A resilient future for people and nature - Yellowstone to Yukon Conservation Initiative

A resilient future for people and nature

Camas plants grow in seasonal floodplains and wet meadows. Photo: Brittney LeBlanc

Your support strengthens the link between land and well-being

When Pelah Hoyt, Y2Y’s director of landscape connectivity, thinks about her connection to nature, two people come to mind: her grandmother and mother.

Her grandmother was an artist, creating paintings inspired by the natural world. Pelah’s mother was a public radio reporter. 

In the 1990s, her mother went to the Nez Perce Tribe’s reservation in Idaho to cover stories about their salmon recovery and wolf reintroduction efforts.

More recently, Pelah returned to the region alongside Y2Y staff and our board of directors as part of our spring board meeting and project field trip.

“I can remember when I first learned about the Nez Perce Tribe’s approach to conservation. I was in awe of their vision and dedication to bring back all the animals that were once here,” recounts Pelah. “Today, they continue their work to heal the relationship between people and the land.”

As part of the field trip, the Y2Y team learned about​​ tribally-led climate resilience initiatives, including a data collection program led by Nez Perce gatherers, analyzing climate change ​impacts to ​traditional wild foods.

Y2Y team members look at a map of the Northern Blue Mountains, the Camas to Condors initiative focal landscape. Credit: Meadow Wheaton

Camas to Condors climate resilience initiative

Since 2018, Y2Y and partners have been working with the Nez Perce Tribe on their Indigenous-led Camas to Condors (C2C) initiative.

The goal is to create landscape-scale climate solutions to support connectivity for wildlife, restore habitats with traditionally harvested plants, and nurture traditional lifeways.

This initiative recognizes that people whose cultures emerged from deep intimacy with their homelands are well positioned to be its most responsive advocates and stewards.

“We know how to do this work and lead this work. We’re healing as a people. It’s a whole system restoration,” says one gatherer from the Tribe.

“We know how to do this work and lead this work. We’re healing as a people. It’s a whole system restoration.”

Nez Perce Tribe traditional gatherer

Y2Y is proud to fund this program, and support collaborative planning efforts to bring the project’s vision to life. 

Its namesake, the camas plant, is a deep-purple flower found in wetlands, while the critically endangered California condor is the largest North American land bird. Together, they represent the resilience of ecosystems the Nimíipuu — the Nez Perce people — have stewarded since time immemorial.

Extending from the mouth of the Columbia River to West Yellowstone, the Nez Perce Tribe’s traditional territory and usual and accustomed areas are home to some of the largest undeveloped tracts of public and protected land in the U.S.

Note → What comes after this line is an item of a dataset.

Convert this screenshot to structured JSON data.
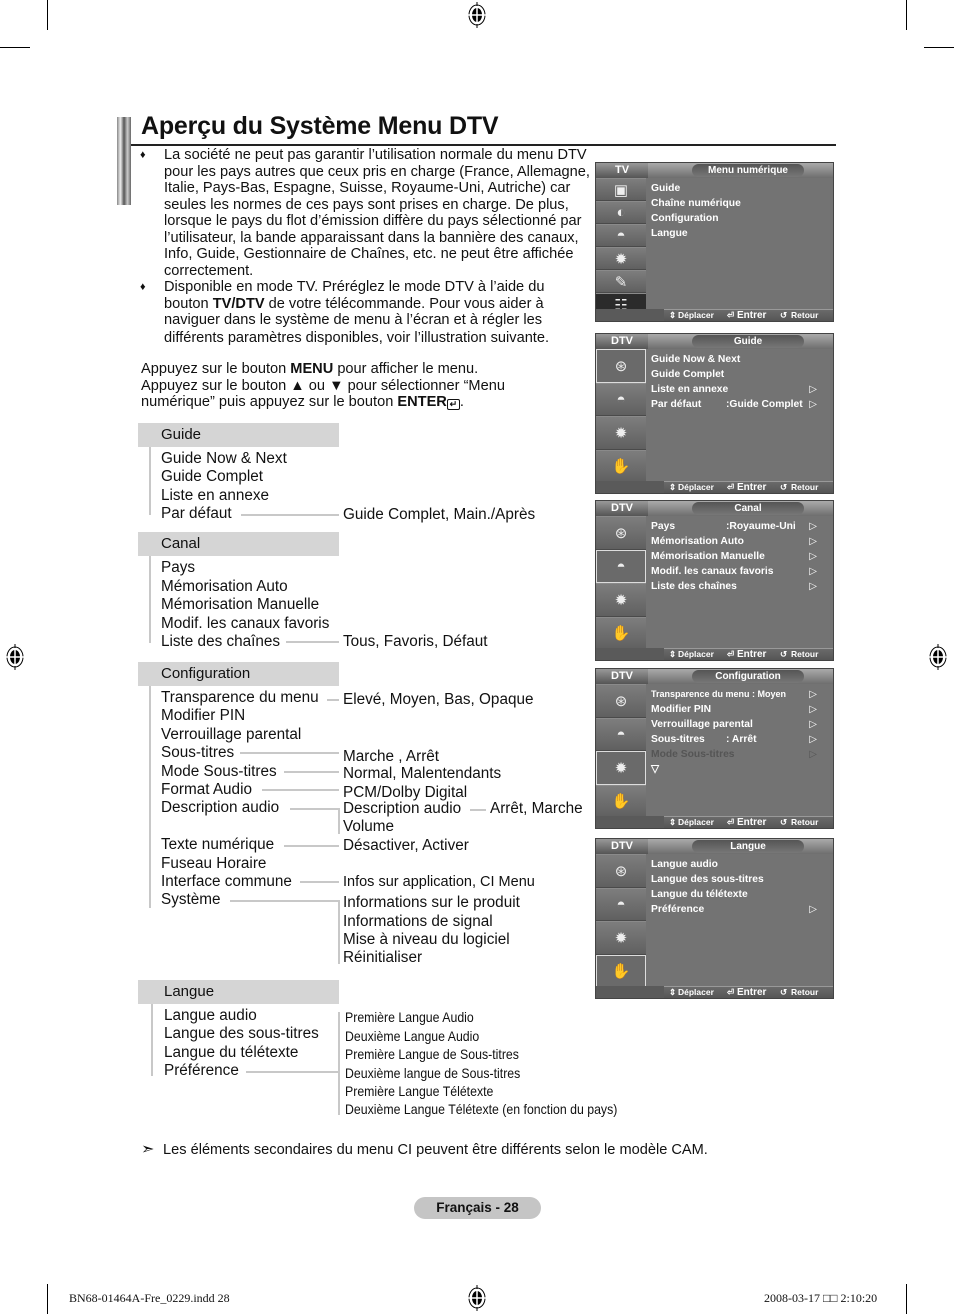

Restoring the landscape here supports Y2Y’s mission of connecting and protecting habitat so people and nature can thrive.

qem’es is the Nez Perce word for camas. The plant has a starchy bulb that is a culturally important food and is a focal species for Camas to Condors, a landscape-scale climate resilience initiative. Photo: Glacier NPS

Advancing Indigenous-led climate action

Climate change is disrupting the balance that sustains biodiversity in this region. Drought, heat waves, fires, and erosion are killing fish and spreading diseases in wild game. These extreme shifts also impact the availability and quality of wild gathered foods and medicines.

These changes are not mere inconveniences to the Nimíipuu — they represent an existential threat to their way of life. 

“Traditional gatherers in the Nez Perce Tribe have sounded the alarm about climate impacts on cultural plants for years,” says Pelah. “Following the leadership of the Nimíipuu will heal these landscapes for plants, wildlife, and people for generations to come.”

“Following the leadership of the Nimíipuu (Nez Perce) will heal these landscapes for plants, wildlife, and people for generations to come.”

Pelah Hoyt, director of landscape connectivity, Yellowstone to Yukon Conservation Initiative

Central to this work is the connection between nature thriving and people’s healing. Nimíipuu Behavioral Health and the Wellbriety Program are part of the initiative, welcoming people in addiction recovery into this work to restore connection with the land, their culture, and their well-being.

“By knowing our cultural ways and having a relationship with the land, that’s how we’re going to be ok,” says another gatherer from the Tribe.

You are helping projects like Camas to Condors come to life and advancing Indigenous-led climate action.

Together, we’re supporting climate solutions and landscape connectivity at a scale nature needs.
Thank you for supporting projects that heal people and nature across the Yellowstone to Yukon region.

Protect wildlife & wild spaces

Your gift helps Y2Y tackle critical conservation issues ensuring that both wildlife and people thrive.


This project is made possible with funding from: Mosaic, a project of The Tides Center; Wildlife Conservation Society Climate Adaptation Fund, supported by the Doris Duke Charitable Foundation